Web page and app entries:

++++++

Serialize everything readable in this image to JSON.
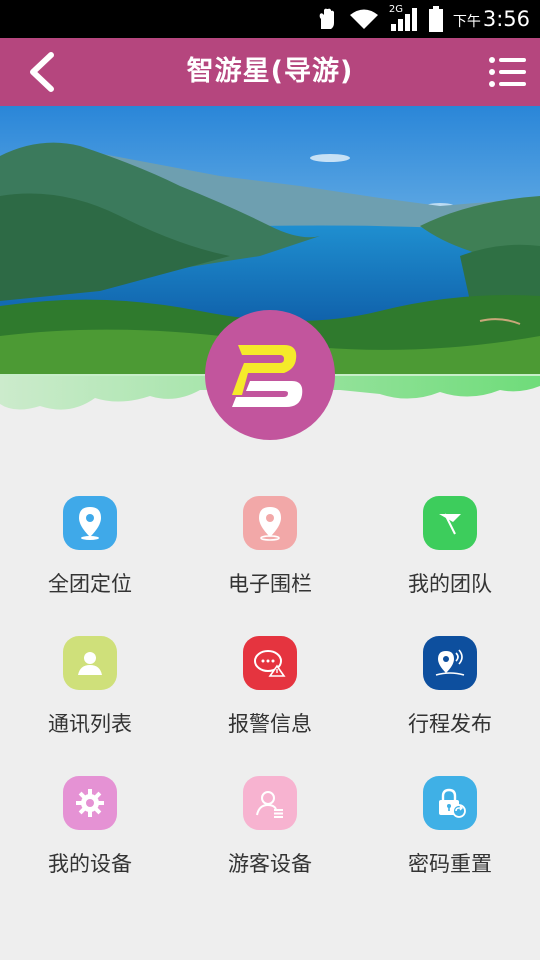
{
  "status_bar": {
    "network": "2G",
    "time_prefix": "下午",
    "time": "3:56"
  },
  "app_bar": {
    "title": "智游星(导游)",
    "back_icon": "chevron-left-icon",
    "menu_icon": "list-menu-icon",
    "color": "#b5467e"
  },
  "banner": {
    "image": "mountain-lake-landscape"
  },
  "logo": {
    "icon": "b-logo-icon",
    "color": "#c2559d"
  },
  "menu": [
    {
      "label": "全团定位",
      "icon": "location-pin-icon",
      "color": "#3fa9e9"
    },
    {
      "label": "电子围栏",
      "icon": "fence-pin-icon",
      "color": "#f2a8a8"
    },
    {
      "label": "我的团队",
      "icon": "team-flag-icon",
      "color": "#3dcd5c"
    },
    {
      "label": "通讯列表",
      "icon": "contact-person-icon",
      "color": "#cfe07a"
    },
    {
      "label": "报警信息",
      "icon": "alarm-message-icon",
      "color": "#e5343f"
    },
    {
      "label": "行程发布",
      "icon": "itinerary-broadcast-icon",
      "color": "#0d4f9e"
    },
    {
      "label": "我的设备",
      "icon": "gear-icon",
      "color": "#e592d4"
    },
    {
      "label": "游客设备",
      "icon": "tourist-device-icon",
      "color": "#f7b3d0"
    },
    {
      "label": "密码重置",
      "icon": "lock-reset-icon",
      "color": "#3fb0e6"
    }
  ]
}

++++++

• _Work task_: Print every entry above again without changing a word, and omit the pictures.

• _Answer space_:
Serialize everything readable in this image to JSON.
{
  "status_bar": {
    "network": "2G",
    "time_prefix": "下午",
    "time": "3:56"
  },
  "app_bar": {
    "title": "智游星(导游)",
    "back_icon": "chevron-left-icon",
    "menu_icon": "list-menu-icon",
    "color": "#b5467e"
  },
  "banner": {
    "image": "mountain-lake-landscape"
  },
  "logo": {
    "icon": "b-logo-icon",
    "color": "#c2559d"
  },
  "menu": [
    {
      "label": "全团定位",
      "icon": "location-pin-icon",
      "color": "#3fa9e9"
    },
    {
      "label": "电子围栏",
      "icon": "fence-pin-icon",
      "color": "#f2a8a8"
    },
    {
      "label": "我的团队",
      "icon": "team-flag-icon",
      "color": "#3dcd5c"
    },
    {
      "label": "通讯列表",
      "icon": "contact-person-icon",
      "color": "#cfe07a"
    },
    {
      "label": "报警信息",
      "icon": "alarm-message-icon",
      "color": "#e5343f"
    },
    {
      "label": "行程发布",
      "icon": "itinerary-broadcast-icon",
      "color": "#0d4f9e"
    },
    {
      "label": "我的设备",
      "icon": "gear-icon",
      "color": "#e592d4"
    },
    {
      "label": "游客设备",
      "icon": "tourist-device-icon",
      "color": "#f7b3d0"
    },
    {
      "label": "密码重置",
      "icon": "lock-reset-icon",
      "color": "#3fb0e6"
    }
  ]
}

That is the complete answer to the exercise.